◆ SUPPLIED RECORDS ◆
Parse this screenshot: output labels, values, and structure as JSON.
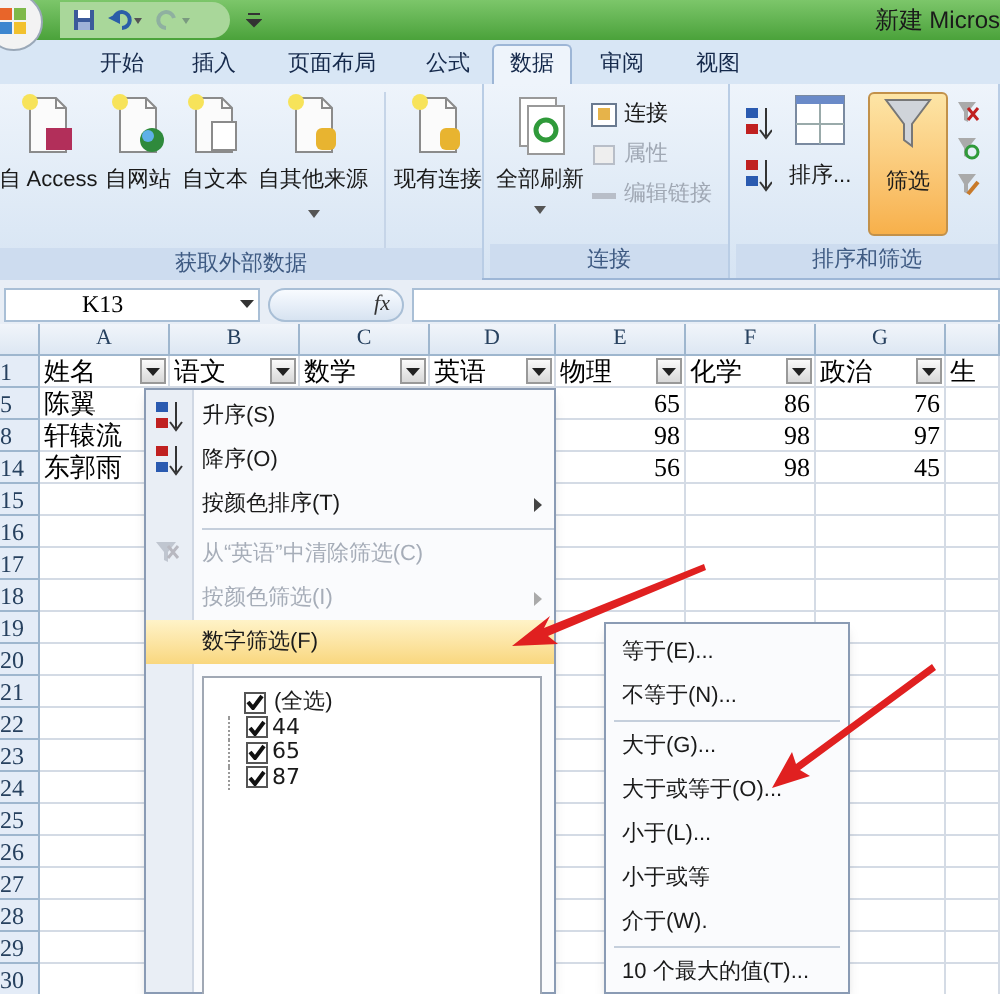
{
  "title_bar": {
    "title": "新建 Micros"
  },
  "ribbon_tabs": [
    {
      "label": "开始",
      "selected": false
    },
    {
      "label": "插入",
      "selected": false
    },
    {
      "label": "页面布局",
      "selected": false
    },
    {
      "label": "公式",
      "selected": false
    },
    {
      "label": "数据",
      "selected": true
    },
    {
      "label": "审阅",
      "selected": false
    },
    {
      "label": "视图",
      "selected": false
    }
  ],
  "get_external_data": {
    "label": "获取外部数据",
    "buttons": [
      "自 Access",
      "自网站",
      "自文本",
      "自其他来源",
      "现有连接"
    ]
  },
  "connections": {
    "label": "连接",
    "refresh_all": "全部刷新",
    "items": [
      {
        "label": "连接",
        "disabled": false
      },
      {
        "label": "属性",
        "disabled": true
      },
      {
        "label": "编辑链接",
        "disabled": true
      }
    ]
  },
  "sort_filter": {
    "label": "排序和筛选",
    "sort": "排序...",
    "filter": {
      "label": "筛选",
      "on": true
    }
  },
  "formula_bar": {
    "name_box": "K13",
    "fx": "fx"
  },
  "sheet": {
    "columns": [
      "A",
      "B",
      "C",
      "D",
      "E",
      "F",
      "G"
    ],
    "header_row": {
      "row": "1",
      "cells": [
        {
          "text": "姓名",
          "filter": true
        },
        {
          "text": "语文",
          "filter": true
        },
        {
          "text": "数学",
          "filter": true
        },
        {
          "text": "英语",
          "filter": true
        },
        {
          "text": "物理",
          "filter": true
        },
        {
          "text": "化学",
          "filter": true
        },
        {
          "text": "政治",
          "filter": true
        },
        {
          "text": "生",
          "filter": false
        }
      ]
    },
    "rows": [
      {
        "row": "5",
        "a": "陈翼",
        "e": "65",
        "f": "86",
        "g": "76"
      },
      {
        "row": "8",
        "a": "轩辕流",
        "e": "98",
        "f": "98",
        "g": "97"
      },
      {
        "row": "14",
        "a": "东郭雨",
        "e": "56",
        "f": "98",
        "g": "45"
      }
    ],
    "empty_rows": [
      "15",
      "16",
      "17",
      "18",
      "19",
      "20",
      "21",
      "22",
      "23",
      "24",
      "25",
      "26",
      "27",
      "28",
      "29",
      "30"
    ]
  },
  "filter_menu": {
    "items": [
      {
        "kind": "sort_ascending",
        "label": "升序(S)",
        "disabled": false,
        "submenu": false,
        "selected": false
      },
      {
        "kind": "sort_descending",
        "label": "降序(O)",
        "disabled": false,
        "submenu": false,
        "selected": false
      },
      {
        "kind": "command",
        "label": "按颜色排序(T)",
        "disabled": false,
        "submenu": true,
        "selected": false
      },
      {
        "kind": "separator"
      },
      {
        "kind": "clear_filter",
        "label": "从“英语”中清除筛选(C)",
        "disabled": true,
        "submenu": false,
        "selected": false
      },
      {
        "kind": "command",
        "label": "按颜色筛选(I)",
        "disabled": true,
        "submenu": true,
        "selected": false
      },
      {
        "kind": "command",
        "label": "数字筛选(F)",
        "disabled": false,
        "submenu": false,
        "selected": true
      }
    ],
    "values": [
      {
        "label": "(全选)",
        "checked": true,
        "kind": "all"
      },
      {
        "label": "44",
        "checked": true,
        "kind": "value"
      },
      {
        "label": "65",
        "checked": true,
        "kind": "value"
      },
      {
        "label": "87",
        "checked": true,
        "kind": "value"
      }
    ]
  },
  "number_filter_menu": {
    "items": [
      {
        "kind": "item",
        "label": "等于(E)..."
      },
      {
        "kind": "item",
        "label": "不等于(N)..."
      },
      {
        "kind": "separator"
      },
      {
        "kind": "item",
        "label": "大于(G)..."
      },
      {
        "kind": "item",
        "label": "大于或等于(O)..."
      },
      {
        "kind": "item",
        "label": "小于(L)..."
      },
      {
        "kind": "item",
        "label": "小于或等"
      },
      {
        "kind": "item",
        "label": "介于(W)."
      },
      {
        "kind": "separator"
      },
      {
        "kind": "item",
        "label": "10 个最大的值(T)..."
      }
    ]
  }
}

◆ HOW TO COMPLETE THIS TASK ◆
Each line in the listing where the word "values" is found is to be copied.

◆ FINISHED TASK ◆
Parse this screenshot: output labels, values, and structure as JSON.
    "values": [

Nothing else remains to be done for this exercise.